There is precious little opportunity to experience what life was like in the United States before its colonization by European settlers. Now, an American Indian village built in a park outside Washington is taking visitors back in time to experience the way of life of America's indigenous people. Carol Pearson narrates this report from VOA's June Soh.

Video Even With Hometown Liberated, Yazidi Refugees Fear Return

While the northern Iraqi town of Sinjar has been liberated from Islamic State forces, it's not clear whether Yazidi residents who fled the militants will now return home. VOA’s Mahmut Bozarslan talked with Yazidis, a religious and ethnic minority, at a Turkish refugee camp in Diyarbakır. Robert Raffaele narrates his report.

Video Nairobi Tailors Make Pope Francis’ Vestments

To ensure the pope is properly attired during his visit, the Kenya Conference of Catholic Bishops asked the Dolly Craft Sewing Project in the Nairobi slum of Kangemi to make the pope's vestments, the garments he will wear during the various ceremonies. Jill Craig reports.

Video Cross-Border Terrorism Puts Europe’s Passport-Free Travel in Doubt

The fallout from the Islamic State terror attacks in Paris has put the future of Europe’s passport-free travel area, known as the "Schengen Zone," in doubt. Several of the perpetrators were known to intelligence agencies, but were not intercepted. Henry Ridgwell reports from London European ministers are to hold an emergency meeting Friday in Brussels to look at ways of improving security.

Video El Niño Brings Unexpected Fish From Mexico to California

Fish in an unexpected spectrum of sizes, shapes and colors are moving north, through El Niño's warm currents from Mexican waters to the Pacific Ocean off California’s coast. El Nino is the periodic warming of the eastern and central Pacific Ocean. As Faiza Elmasry tells us, this phenomenon thrills scientists and gives anglers the chance of a once-in-a-lifetime big catch. Faith Lapidus narrates.
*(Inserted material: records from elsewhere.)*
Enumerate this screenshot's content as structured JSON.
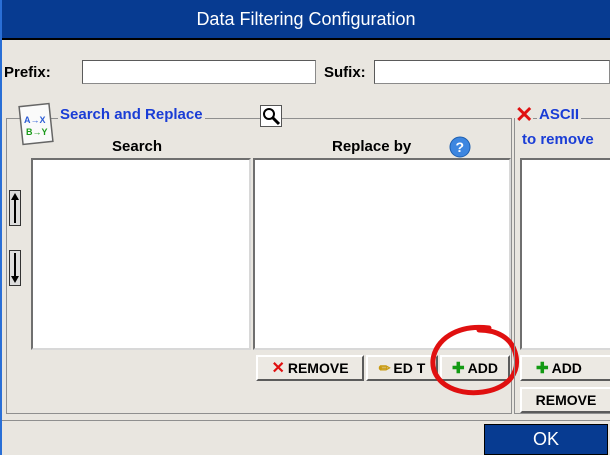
{
  "window": {
    "title": "Data Filtering Configuration"
  },
  "fields": {
    "prefix_label": "Prefix:",
    "prefix_value": "",
    "sufix_label": "Sufix:",
    "sufix_value": ""
  },
  "search_replace": {
    "title": "Search and Replace",
    "icon_text": "A→X B→Y",
    "col_search": "Search",
    "col_replace": "Replace by",
    "remove_label": "REMOVE",
    "edit_label": "ED T",
    "add_label": "ADD"
  },
  "ascii": {
    "title": "ASCII",
    "subtitle": "to remove",
    "add_label": "ADD",
    "remove_label": "REMOVE"
  },
  "footer": {
    "ok_label": "OK"
  },
  "colors": {
    "title_bar": "#073b91",
    "group_title": "#1a3dd6",
    "annotation_circle": "#e01010"
  },
  "icons": [
    "replace-icon",
    "search-magnifier-icon",
    "help-icon",
    "red-x-icon",
    "up-arrow-icon",
    "down-arrow-icon",
    "pencil-icon",
    "plus-icon"
  ]
}
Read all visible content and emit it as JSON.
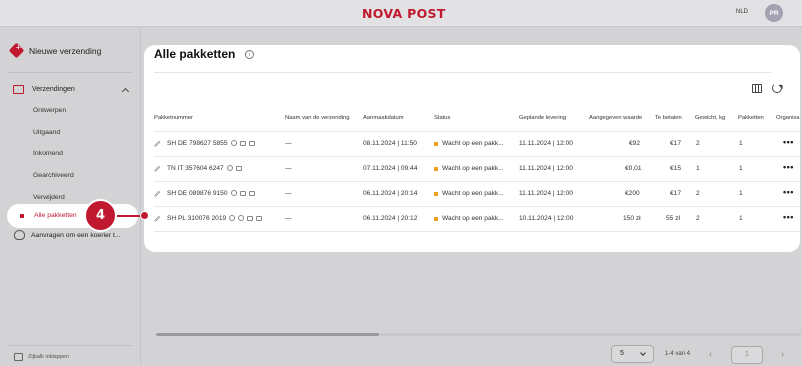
{
  "header": {
    "logo": "NOVA POST",
    "language": "NLD",
    "avatar_initials": "PR"
  },
  "sidebar": {
    "new_shipment": "Nieuwe verzending",
    "shipments_group": "Verzendingen",
    "items": [
      "Ontwerpen",
      "Uitgaand",
      "Inkomend",
      "Gearchiveerd",
      "Verwijderd"
    ],
    "active_item": "Alle pakketten",
    "courier_requests": "Aanvragen om een koerier t...",
    "collapse": "Zijbalk inklappen"
  },
  "callout": {
    "step": "4"
  },
  "main": {
    "title": "Alle pakketten",
    "columns": [
      "Pakketnummer",
      "Naam van de verzending",
      "Aanmaakdatum",
      "Status",
      "Geplande levering",
      "Aangegeven waarde",
      "Te betalen",
      "Gewicht, kg",
      "Pakketten",
      "Organisa"
    ],
    "rows": [
      {
        "number": "SH DE 798627 5855",
        "name": "—",
        "created": "08.11.2024 | 11:50",
        "status": "Wacht op een pakk...",
        "delivery": "11.11.2024 | 12:00",
        "declared": "€92",
        "to_pay": "€17",
        "weight": "2",
        "parcels": "1"
      },
      {
        "number": "TN IT 357604 6247",
        "name": "—",
        "created": "07.11.2024 | 09:44",
        "status": "Wacht op een pakk...",
        "delivery": "11.11.2024 | 12:00",
        "declared": "€0.01",
        "to_pay": "€15",
        "weight": "1",
        "parcels": "1"
      },
      {
        "number": "SH DE 089876 9150",
        "name": "—",
        "created": "06.11.2024 | 20:14",
        "status": "Wacht op een pakk...",
        "delivery": "11.11.2024 | 12:00",
        "declared": "€200",
        "to_pay": "€17",
        "weight": "2",
        "parcels": "1"
      },
      {
        "number": "SH PL 310076 2019",
        "name": "—",
        "created": "06.11.2024 | 20:12",
        "status": "Wacht op een pakk...",
        "delivery": "10.11.2024 | 12:00",
        "declared": "150 zł",
        "to_pay": "55 zł",
        "weight": "2",
        "parcels": "1"
      }
    ],
    "row_menu": "•••"
  },
  "pagination": {
    "page_size": "5",
    "range": "1-4 van 4",
    "page_input": "1",
    "prev": "‹",
    "next": "›"
  },
  "colors": {
    "brand": "#c0182f",
    "status_pending": "#f0a020"
  }
}
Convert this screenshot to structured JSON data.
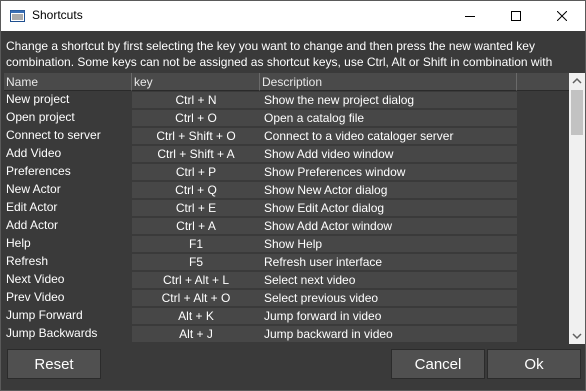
{
  "window": {
    "title": "Shortcuts"
  },
  "description": "Change a shortcut by first selecting the key you want to change and then press the new wanted key combination. Some keys can not be assigned as shortcut keys, use Ctrl, Alt or Shift in combination with keys.",
  "table": {
    "columns": [
      "Name",
      "key",
      "Description"
    ],
    "rows": [
      {
        "name": "New project",
        "key": "Ctrl + N",
        "description": "Show the new project dialog"
      },
      {
        "name": "Open project",
        "key": "Ctrl + O",
        "description": "Open a catalog file"
      },
      {
        "name": "Connect to server",
        "key": "Ctrl + Shift + O",
        "description": "Connect to a video cataloger server"
      },
      {
        "name": "Add Video",
        "key": "Ctrl + Shift + A",
        "description": "Show Add video window"
      },
      {
        "name": "Preferences",
        "key": "Ctrl + P",
        "description": "Show Preferences window"
      },
      {
        "name": "New Actor",
        "key": "Ctrl + Q",
        "description": "Show New Actor dialog"
      },
      {
        "name": "Edit Actor",
        "key": "Ctrl + E",
        "description": "Show Edit Actor dialog"
      },
      {
        "name": "Add Actor",
        "key": "Ctrl + A",
        "description": "Show Add Actor window"
      },
      {
        "name": "Help",
        "key": "F1",
        "description": "Show Help"
      },
      {
        "name": "Refresh",
        "key": "F5",
        "description": "Refresh user interface"
      },
      {
        "name": "Next Video",
        "key": "Ctrl + Alt + L",
        "description": "Select next video"
      },
      {
        "name": "Prev Video",
        "key": "Ctrl + Alt + O",
        "description": "Select previous video"
      },
      {
        "name": "Jump Forward",
        "key": "Alt + K",
        "description": "Jump forward in video"
      },
      {
        "name": "Jump Backwards",
        "key": "Alt + J",
        "description": "Jump backward in video"
      }
    ]
  },
  "buttons": {
    "reset": "Reset",
    "cancel": "Cancel",
    "ok": "Ok"
  },
  "icons": {
    "app": "list-window-icon",
    "minimize": "minimize-icon",
    "maximize": "maximize-icon",
    "close": "close-icon"
  }
}
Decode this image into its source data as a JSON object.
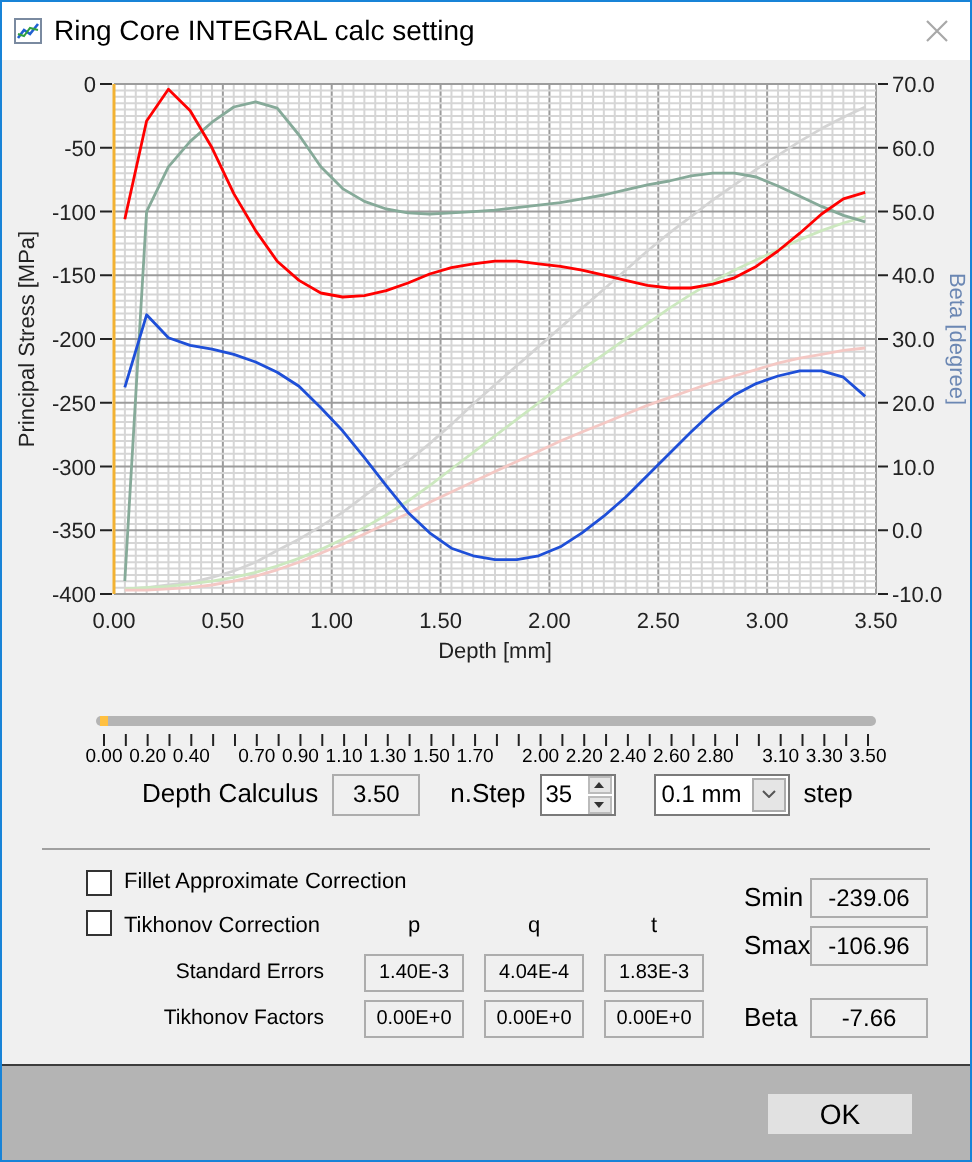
{
  "window": {
    "title": "Ring Core INTEGRAL calc setting"
  },
  "chart": {
    "chart_data": {
      "type": "line",
      "grid": true,
      "xlabel": "Depth [mm]",
      "ylabel": "Principal Stress [MPa]",
      "y2label": "Beta [degree]",
      "x": [
        0.05,
        0.15,
        0.25,
        0.35,
        0.45,
        0.55,
        0.65,
        0.75,
        0.85,
        0.95,
        1.05,
        1.15,
        1.25,
        1.35,
        1.45,
        1.55,
        1.65,
        1.75,
        1.85,
        1.95,
        2.05,
        2.15,
        2.25,
        2.35,
        2.45,
        2.55,
        2.65,
        2.75,
        2.85,
        2.95,
        3.05,
        3.15,
        3.25,
        3.35,
        3.45
      ],
      "xlim": [
        0,
        3.5
      ],
      "ylim": [
        -400,
        0
      ],
      "y2lim": [
        -10,
        70
      ],
      "xticks": [
        {
          "value": 0,
          "label": "0.00"
        },
        {
          "value": 0.5,
          "label": "0.50"
        },
        {
          "value": 1,
          "label": "1.00"
        },
        {
          "value": 1.5,
          "label": "1.50"
        },
        {
          "value": 2,
          "label": "2.00"
        },
        {
          "value": 2.5,
          "label": "2.50"
        },
        {
          "value": 3,
          "label": "3.00"
        },
        {
          "value": 3.5,
          "label": "3.50"
        }
      ],
      "yticks": [
        0,
        -50,
        -100,
        -150,
        -200,
        -250,
        -300,
        -350,
        -400
      ],
      "y2ticks": [
        {
          "value": 70,
          "label": "70.0"
        },
        {
          "value": 60,
          "label": "60.0"
        },
        {
          "value": 50,
          "label": "50.0"
        },
        {
          "value": 40,
          "label": "40.0"
        },
        {
          "value": 30,
          "label": "30.0"
        },
        {
          "value": 20,
          "label": "20.0"
        },
        {
          "value": 10,
          "label": "10.0"
        },
        {
          "value": 0,
          "label": "0.0"
        },
        {
          "value": -10,
          "label": "-10.0"
        }
      ],
      "series": [
        {
          "color": "#d4d4d4",
          "values": [
            -396,
            -395,
            -393,
            -391,
            -387,
            -382,
            -375,
            -366,
            -357,
            -347,
            -336,
            -323,
            -310,
            -296,
            -282,
            -267,
            -251,
            -236,
            -221,
            -206,
            -191,
            -176,
            -161,
            -146,
            -131,
            -117,
            -104,
            -91,
            -79,
            -67,
            -56,
            -45,
            -35,
            -26,
            -18
          ]
        },
        {
          "color": "#cce8bf",
          "values": [
            -396,
            -395,
            -394,
            -392,
            -390,
            -387,
            -383,
            -378,
            -372,
            -365,
            -357,
            -348,
            -338,
            -327,
            -315,
            -302,
            -289,
            -276,
            -263,
            -250,
            -237,
            -224,
            -212,
            -200,
            -188,
            -176,
            -165,
            -155,
            -146,
            -138,
            -130,
            -122,
            -115,
            -109,
            -104
          ]
        },
        {
          "color": "#f4c8c4",
          "values": [
            -397,
            -397,
            -396,
            -395,
            -393,
            -390,
            -386,
            -381,
            -375,
            -368,
            -361,
            -353,
            -345,
            -337,
            -328,
            -320,
            -312,
            -304,
            -296,
            -288,
            -280,
            -273,
            -266,
            -259,
            -252,
            -246,
            -240,
            -234,
            -229,
            -224,
            -219,
            -215,
            -212,
            -209,
            -207
          ]
        },
        {
          "color": "#86aa99",
          "values": [
            -390,
            -100,
            -65,
            -45,
            -30,
            -18,
            -14,
            -19,
            -40,
            -65,
            -82,
            -92,
            -98,
            -101,
            -102,
            -101,
            -100,
            -99,
            -97,
            -95,
            -93,
            -90,
            -87,
            -83,
            -79,
            -76,
            -72,
            -70,
            -70,
            -73,
            -80,
            -88,
            -96,
            -103,
            -108
          ]
        },
        {
          "color": "#ff0000",
          "values": [
            -106,
            -29,
            -4,
            -21,
            -50,
            -86,
            -115,
            -139,
            -154,
            -164,
            -167,
            -166,
            -162,
            -156,
            -149,
            -144,
            -141,
            -139,
            -139,
            -141,
            -143,
            -146,
            -150,
            -154,
            -158,
            -160,
            -160,
            -157,
            -152,
            -143,
            -131,
            -117,
            -102,
            -90,
            -85
          ]
        },
        {
          "color": "#1e4fd8",
          "values": [
            -238,
            -181,
            -199,
            -205,
            -208,
            -212,
            -218,
            -226,
            -237,
            -254,
            -272,
            -293,
            -315,
            -336,
            -352,
            -364,
            -370,
            -373,
            -373,
            -370,
            -363,
            -352,
            -339,
            -324,
            -307,
            -290,
            -273,
            -257,
            -244,
            -235,
            -229,
            -225,
            -225,
            -230,
            -245
          ]
        }
      ]
    }
  },
  "depth_slider": {
    "level": 0,
    "tick_labels": [
      "0.00",
      "0.20",
      "0.40",
      "0.70",
      "0.90",
      "1.10",
      "1.30",
      "1.50",
      "1.70",
      "2.00",
      "2.20",
      "2.40",
      "2.60",
      "2.80",
      "3.10",
      "3.30",
      "3.50"
    ]
  },
  "depth_calculus": {
    "label": "Depth Calculus",
    "value": "3.50"
  },
  "n_step": {
    "label": "n.Step",
    "value": "35"
  },
  "step_size": {
    "value": "0.1 mm",
    "label": "step"
  },
  "options": [
    {
      "label": "Fillet Approximate Correction",
      "checked": false
    },
    {
      "label": "Tikhonov Correction",
      "checked": false
    }
  ],
  "parameters": {
    "columns": [
      "p",
      "q",
      "t"
    ],
    "rows": [
      {
        "label": "Standard Errors",
        "values": [
          "1.40E-3",
          "4.04E-4",
          "1.83E-3"
        ]
      },
      {
        "label": "Tikhonov Factors",
        "values": [
          "0.00E+0",
          "0.00E+0",
          "0.00E+0"
        ]
      }
    ]
  },
  "results": [
    {
      "label": "Smin",
      "value": "-239.06"
    },
    {
      "label": "Smax",
      "value": "-106.96"
    },
    {
      "label": "Beta",
      "value": "-7.66"
    }
  ],
  "buttons": [
    "OK"
  ]
}
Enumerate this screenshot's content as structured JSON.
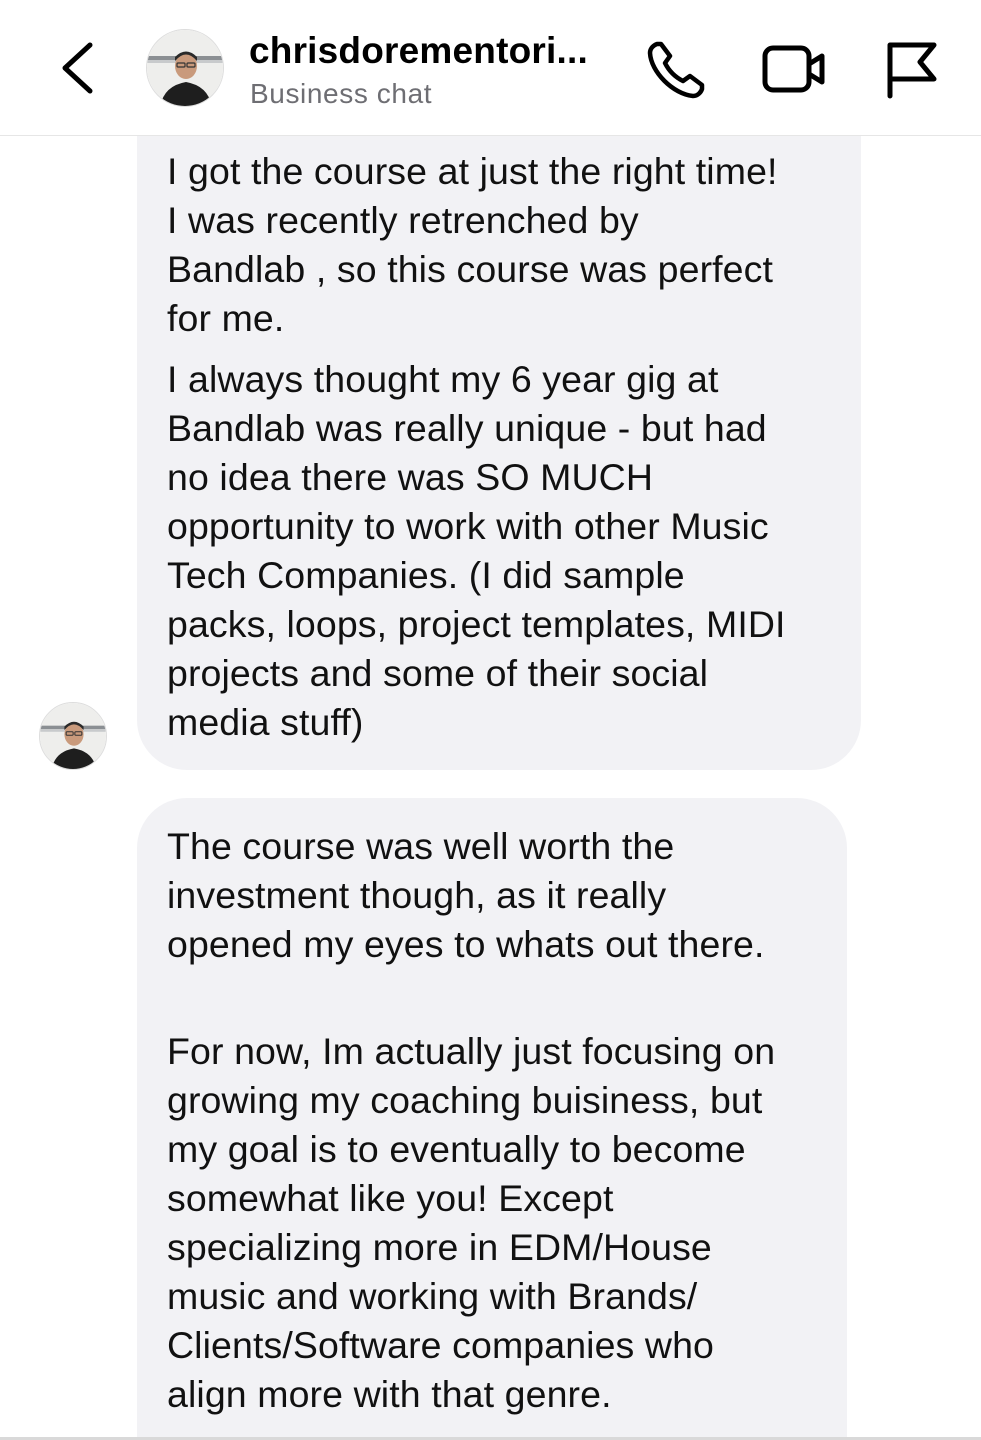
{
  "header": {
    "title": "chrisdorementori...",
    "subtitle": "Business chat",
    "icons": {
      "back": "chevron-left-icon",
      "phone": "phone-icon",
      "video": "video-camera-icon",
      "report": "flag-icon"
    }
  },
  "messages": [
    {
      "paragraphs": [
        "I got the course at just the right time!\n I was recently retrenched by\nBandlab , so this course was perfect\nfor me.",
        "I always thought my 6 year gig at\nBandlab was really unique - but had\nno idea there was SO MUCH\nopportunity to work with other Music\nTech Companies. (I did sample\npacks, loops, project templates, MIDI\nprojects and some of their social\nmedia stuff)"
      ]
    },
    {
      "paragraphs": [
        "The course was well worth the\ninvestment though, as it really\nopened my eyes to whats out there.",
        "For now, Im actually just focusing on\ngrowing my coaching buisiness, but\nmy goal is to eventually to become\nsomewhat like you! Except\nspecializing more in EDM/House\nmusic and working with Brands/\nClients/Software companies who\nalign more with that genre."
      ]
    }
  ],
  "colors": {
    "bubble": "#f2f2f5",
    "subtitle": "#6e6e73",
    "text": "#111111"
  }
}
Video Terrorism in Many Forms Continues to Plague Africa

While the world's attention is on Paris in the wake of Friday night's deadly attacks, terrorism from various sides remains a looming threat in many African countries. Nigerian cities have been targeted this week by attacks many believe were staged by the violent Islamist group Boko Haram. In addition, residents in many regions are forced to flee their homes as they are terrorized by armed militias. Zlatica Hoke reports.

Video Study: Underage Marriage Rate Higher for Females in Pakistan

While attitudes about the societal role of females in Pakistan are evolving, research by child advocacy group Plan International suggests that underage marriage of girls remains a particularly big issue in the country. VOA’s Ayesha Tanzeem reports how such marriages leads to further social problems.

VOA Blogs